top of page
Industrial Smoke

Climate Pollution



The U.S. Environmental Protection Agency (EPA) has proposed a new plan to cut climate pollution from existing coal, existing gas, and new gas power plants. This is a big deal! The power sector is the second-largest contributor to overall climate pollution in the U.S., but currently, carbon emissions from existing fossil fuel power plants are unregulated. Strong climate pollution safeguards on power plant emissions are essential to protect Americans’ health and limit the climate crisis.


While the EPA's proposal is a good start, the agency must finalize the strongest possible version of these climate pollution safeguards by early next year to keep President Biden's promise to cut climate pollution in half by 2030. Health professionals must urge the EPA to enact the strongest possible climate pollution limits as quickly as possible. The EPA is accepting comments until August 8.

What can you ask for?


Ask the EPA to strengthen its current proposal in 3 ways:  1) require power plants to reduce their emissions more quickly, 2) apply the pollution safeguards to a wider number of gas plants, and 3) ensure communities have input on how the pollution safeguards are implemented at power plants.

  • About 60 percent of our nation’s electricity still comes from coal- and gas-fired plants.

  • The Inflation Reduction Act (IRA) could help achieve a 37-41 percent reduction in carbon pollution (below peak 2005 levels) by 2030. These climate pollution safeguards on power plant emissions, once finalized, would close the gap and move us toward cutting climate pollution in half by 2030.

  • Reducing climate pollution would benefit the health of all people in the United States.

Ask the EPA to move quickly!

  • The EPA must finalize these rules no later than spring 2024 to ensure that a future Republican-controlled Congress could not use the Congressional Review Act to strike down these rules after the 2024 election.  

  • According to the National Institute of Environmental Health Sciences, poor air quality as a result of climate change can harm respiratory and cardiovascular systems. These health impacts include hypertension, coronary artery disease, heart attack, and stroke.

  • In 2030 alone, the proposed standards would prevent:

    • approximately 1,300 premature deaths;

    • more than 800 hospital and emergency room visits;

    • more than 300,000 cases of asthma attacks;

    • 38,000 school absence days;

    • 66,000 lost workdays

    • The cost of climate inaction is costing Americans at least $5,230 per second.

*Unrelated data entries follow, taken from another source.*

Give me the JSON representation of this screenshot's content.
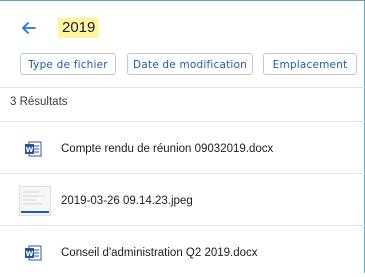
{
  "search": {
    "query": "2019"
  },
  "filters": [
    {
      "label": "Type de fichier"
    },
    {
      "label": "Date de modification"
    },
    {
      "label": "Emplacement"
    }
  ],
  "results": {
    "count_label": "3 Résultats",
    "items": [
      {
        "name": "Compte rendu de réunion 09032019.docx",
        "icon": "word-doc-icon"
      },
      {
        "name": "2019-03-26 09.14.23.jpeg",
        "icon": "image-thumbnail"
      },
      {
        "name": "Conseil d'administration Q2 2019.docx",
        "icon": "word-doc-icon"
      }
    ]
  },
  "colors": {
    "accent": "#1a73e8",
    "highlight": "#fff59d",
    "word": "#2b579a"
  }
}
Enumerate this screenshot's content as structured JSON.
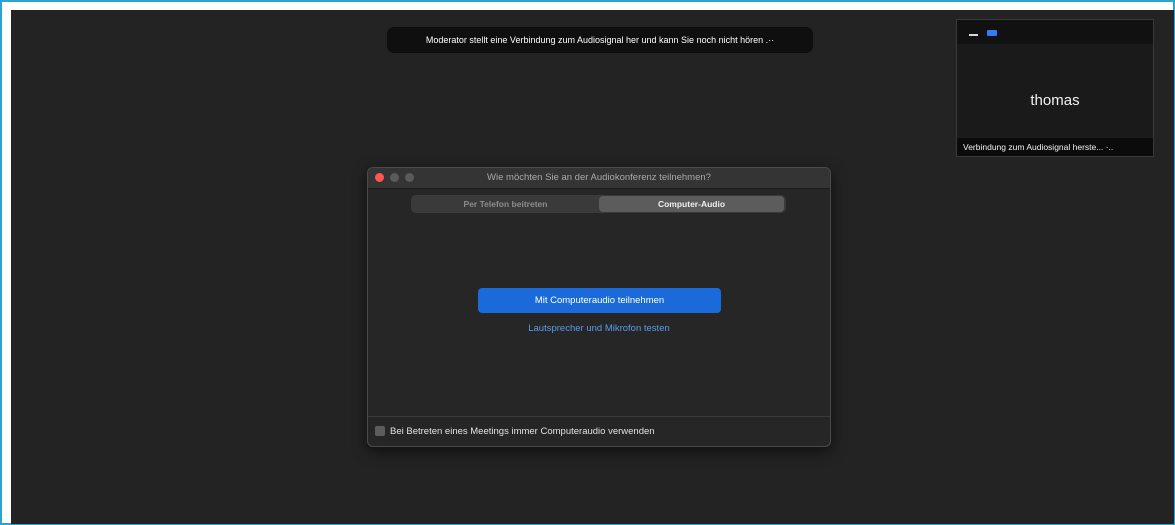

Ask the EPA to set the strongest climate pollution safeguards to protect communities that have historically been overburdened by pollution and that may continue to live on the front lines of fossil fuel plants.

  • Communities of color and vulnerable communities are more likely to get sick because of climate pollution.

  • In 2021, the EPA released a peer-reviewed study that showed communities of color are expected to see more loss of life, health, and employment from climate change than the U.S. population as a whole.

    • The report finds that African Americans are 40% more likely to die from higher temperatures than the general population if climate change is kept to 2 degrees Celsius.

    • Black children are 34% more likely to experience asthma exacerbated by climate change.

    • Hispanic and Latin American and Native Americans are 43% and 37% more likely to live in places where climate change threatens job opportunities.

Canva Images.png


Take Action

The EPA's process for submitting public comments can be difficult to navigate, so we created a tool that is completely editable for you to make your voice heard! We encourage you to add your story or make edits to the message body because personal comments are the most impactful. If you do not see a prompt to compose your message below, you may need to disable pop-up blockers on your browser to take action. 


What is climate pollution and where does it come from? 

What are the health effects of exposure to power plant emissions?

  • Burning fossil fuels at power plants releases energy, but other chemical reactions also release harmful air pollutants and heavy metals into the environment. According to the Union of Concerned Scientists, air pollution from power plant emissions includes: 

    • Mercury: Coal plants are responsible for 42 percent of U.S. mercury emissions, a toxic heavy metal that can damage the nervous, digestive, and immune systems, and is a serious threat to child development. 

    • Sulfur dioxide (SO2): SO2 forms small particulates that can penetrate our lungs. It’s linked with asthma, bronchitis, smog, and acid rain.

    • Nitrogen oxides (NOx): Nitrous oxides are visible as smog and irritate lung tissue, exacerbate asthma, and make people more susceptible to chronic respiratory diseases like pneumonia and influenza. 

    • Particulate matter: Particulate matter, also known as soot, is linked with chronic bronchitis, aggravated asthma, heart attacks, and premature death. 

How is air pollution related to climate change?


I have additional questions, who can I talk to?

Interested in learning more? Check out this video below!

bottom of page